Fans of Stars of the Lidand Labradford need not be surprised as this album truly sounds likewhat a collaboration between the two groups would sound like. AdamWiltze from Stars has provided his lush soundscapes of symphonicmajesty while Bobby Donne of Labradford brings to the table echoingresonant guitar melodies and even the rare subtle vocals. This discbrings into perspective that Labradford wouldn't be the same withoutall three elements. Mark Nelson's Pan American project coupled with thelive experience of seeing Carter trigger pulses and noises whileplaying the keyboards pretty much completes the puzzle (if you wouldconsdier it a puzzle to begin with!). Aix Em Kelmm is quiet but notwithout forward motion, and growing to be one of my more favoritealbums of the year. Like most music from either camp, it's a charminglisten late at night and a solid record that would easily be able tointroduce fans from either band to the other side.
The folks over at 4ADhave the weight of two-decade legacy to bear, and Magnétophone is oneof the first new acts to the 4AD roster in years. This Frenchelectronic duo seems to float at the surface in the sea ofelectronicians who merge beats with minimalistic motives. Their firstfew releases consist of a few tape-only's and some 7" singles throughEarworm. This disc here is their debut full-lengther for the 4AD, butit leaves me wondering what the label's motives are for a group likethis. Are enough people paying attention to 4AD these days to getexcited over something that 4AD has never ventured with? I ask thisquestion because in the 80s, people all over the world would pick upanything from 4AD. Another thing I wonder about is if electronic musiclike this is commercially viable enough to warrant 4AD's tendencies togo overboard with packaging and artwork? The CD itself is beautifullypackaged, including a thin scrap of metal, cut in the shape of aMagnetophone logo and a back which half exposes the CD itself. Overall,I'm impressed as the music refuses to get the least bit boring oroverly repetitive. The disc almost sneaks into the genre of the currentelectronic trendy scenester type stuff, but brings with it a muchgreater variety in sounds. There's truly a wealth of sources used inthe creation of this disc. Absent from this disc is the recent trendfrom many to include dub elements. The music is subdued enough to holdyour adoration and punchy enough in spots to keep you awake. In mostparts, it's somewhat improvisational sounding, leading me to believethat a well-practiced live show would be something special to see. Thesongs themselves are rather sophomoric in terms of structure andcomposition, haphazardly tossing in samples and gated effects, almostto avoid boredom - grooves start and diversions are tossed in to breakany sense of monotony.
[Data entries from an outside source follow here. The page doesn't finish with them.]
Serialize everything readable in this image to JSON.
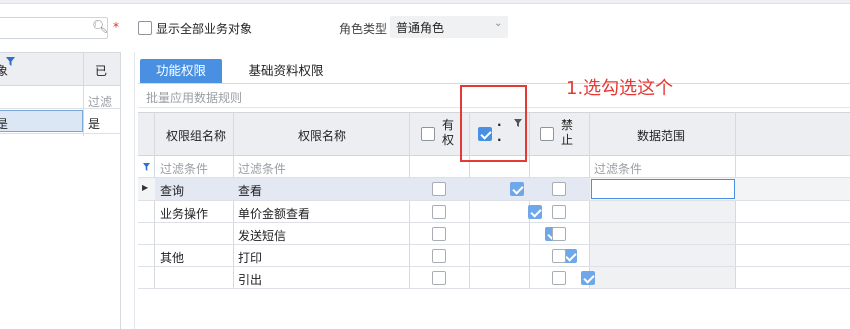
{
  "top": {
    "show_all_label": "显示全部业务对象",
    "role_type_label": "角色类型",
    "role_type_value": "普通角色",
    "required_mark": "*"
  },
  "left_panel": {
    "header_col1": "象",
    "header_col2": "已",
    "filter_col2": "过滤",
    "row_col1": "是",
    "row_col2": "是"
  },
  "tabs": [
    {
      "label": "功能权限",
      "active": true
    },
    {
      "label": "基础资料权限",
      "active": false
    }
  ],
  "batch_rule_label": "批量应用数据规则",
  "table": {
    "headers": {
      "group": "权限组名称",
      "name": "权限名称",
      "has_right": "有\n权",
      "col4": "·\n·",
      "forbid": "禁\n止",
      "scope": "数据范围"
    },
    "filter_placeholders": {
      "group": "过滤条件",
      "name": "过滤条件",
      "scope": "过滤条件"
    },
    "rows": [
      {
        "group": "查询",
        "name": "查看",
        "has_right": false,
        "checked": true,
        "forbid": false,
        "current": true
      },
      {
        "group": "业务操作",
        "name": "单价金额查看",
        "has_right": false,
        "checked": true,
        "forbid": false
      },
      {
        "group": "",
        "name": "发送短信",
        "has_right": false,
        "checked": true,
        "forbid": false
      },
      {
        "group": "其他",
        "name": "打印",
        "has_right": false,
        "checked": true,
        "forbid": false
      },
      {
        "group": "",
        "name": "引出",
        "has_right": false,
        "checked": true,
        "forbid": false
      }
    ]
  },
  "annotation": "1.选勾选这个",
  "colors": {
    "accent": "#4a90e2",
    "annotation": "#e53935"
  },
  "icons": [
    "search-icon",
    "filter-icon",
    "row-pointer-icon",
    "chevron-down-icon"
  ]
}
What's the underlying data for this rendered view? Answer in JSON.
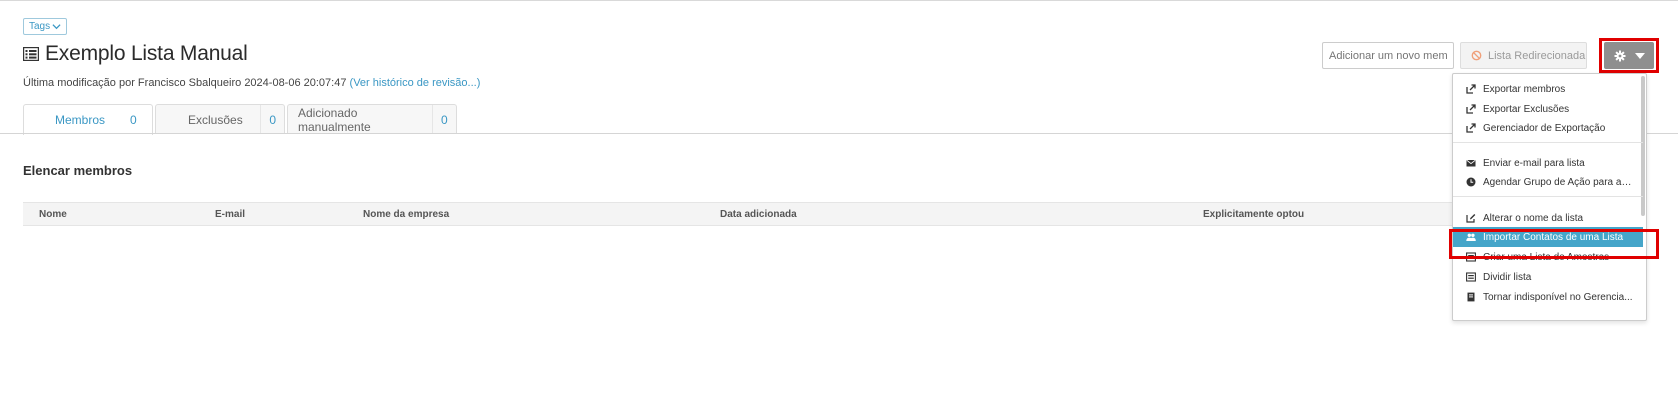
{
  "header": {
    "tags_label": "Tags",
    "title": "Exemplo Lista Manual",
    "modified_text": "Última modificação por Francisco Sbalqueiro 2024-08-06 20:07:47",
    "history_link": "(Ver histórico de revisão...)"
  },
  "toolbar": {
    "add_member_placeholder": "Adicionar um novo meml",
    "redirect_label": "Lista Redirecionada"
  },
  "tabs": [
    {
      "label": "Membros",
      "count": "0"
    },
    {
      "label": "Exclusões",
      "count": "0"
    },
    {
      "label": "Adicionado manualmente",
      "count": "0"
    }
  ],
  "main": {
    "section_title": "Elencar membros",
    "columns": [
      "Nome",
      "E-mail",
      "Nome da empresa",
      "Data adicionada",
      "Explicitamente optou"
    ]
  },
  "menu": {
    "items": [
      {
        "label": "Exportar membros",
        "icon": "export-icon"
      },
      {
        "label": "Exportar Exclusões",
        "icon": "export-icon"
      },
      {
        "label": "Gerenciador de Exportação",
        "icon": "export-icon"
      },
      {
        "label": "Enviar e-mail para lista",
        "icon": "envelope-icon"
      },
      {
        "label": "Agendar Grupo de Ação para a li...",
        "icon": "clock-icon"
      },
      {
        "label": "Alterar o nome da lista",
        "icon": "edit-icon"
      },
      {
        "label": "Importar Contatos de uma Lista",
        "icon": "users-icon"
      },
      {
        "label": "Criar uma Lista de Amostras",
        "icon": "list-icon"
      },
      {
        "label": "Dividir lista",
        "icon": "list-icon"
      },
      {
        "label": "Tornar indisponível no Gerencia...",
        "icon": "document-icon"
      }
    ]
  },
  "colors": {
    "accent": "#3a97c4",
    "menu_highlight": "#45a5c9",
    "annotation_red": "#e00000"
  }
}
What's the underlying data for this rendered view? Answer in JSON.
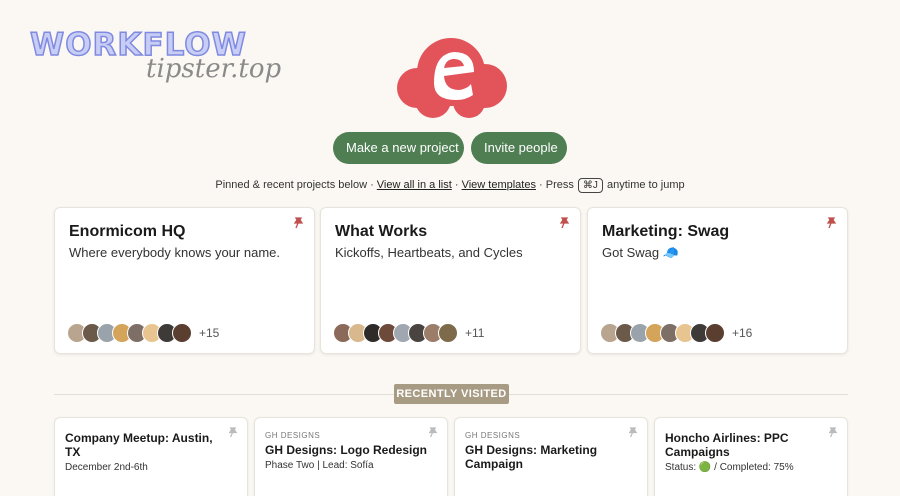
{
  "watermark": {
    "top": "WORKFLOW",
    "bottom": "tipster.top"
  },
  "actions": {
    "new_project": "Make a new project",
    "invite": "Invite people"
  },
  "info": {
    "prefix": "Pinned & recent projects below · ",
    "view_all": "View all in a list",
    "sep": " · ",
    "view_templates": "View templates",
    "press": " · Press ",
    "shortcut": "⌘J",
    "suffix": " anytime to jump"
  },
  "pinned": [
    {
      "title": "Enormicom HQ",
      "description": "Where everybody knows your name.",
      "more": "+15"
    },
    {
      "title": "What Works",
      "description": "Kickoffs, Heartbeats, and Cycles",
      "more": "+11"
    },
    {
      "title": "Marketing: Swag",
      "description": "Got Swag 🧢",
      "more": "+16"
    }
  ],
  "recently_visited_label": "RECENTLY VISITED",
  "recent": [
    {
      "caption": "",
      "title": "Company Meetup: Austin, TX",
      "subtitle": "December 2nd-6th"
    },
    {
      "caption": "GH DESIGNS",
      "title": "GH Designs: Logo Redesign",
      "subtitle": "Phase Two | Lead: Sofía"
    },
    {
      "caption": "GH DESIGNS",
      "title": "GH Designs: Marketing Campaign",
      "subtitle": ""
    },
    {
      "caption": "",
      "title": "Honcho Airlines: PPC Campaigns",
      "subtitle": "Status: 🟢 / Completed: 75%"
    }
  ],
  "colors": {
    "accent": "#4e7e52",
    "logo": "#e2535a",
    "badge": "#a89b84",
    "pin": "#c0504d"
  }
}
The sounds themselves are matured andwell-defined enough to make me interested in the group to wonder wherethey're going next.
While the term electroclash came in and out of style almost instantaneously, only a small number of the groups lumped together under that umbrella had the ability to continue on past one or two albums. Ladytron have since proven their ability to create brilliant hooks and infectious songs (as evidenced on this collection) long after many of their contemporaries of 1999 and 2000 dissolved.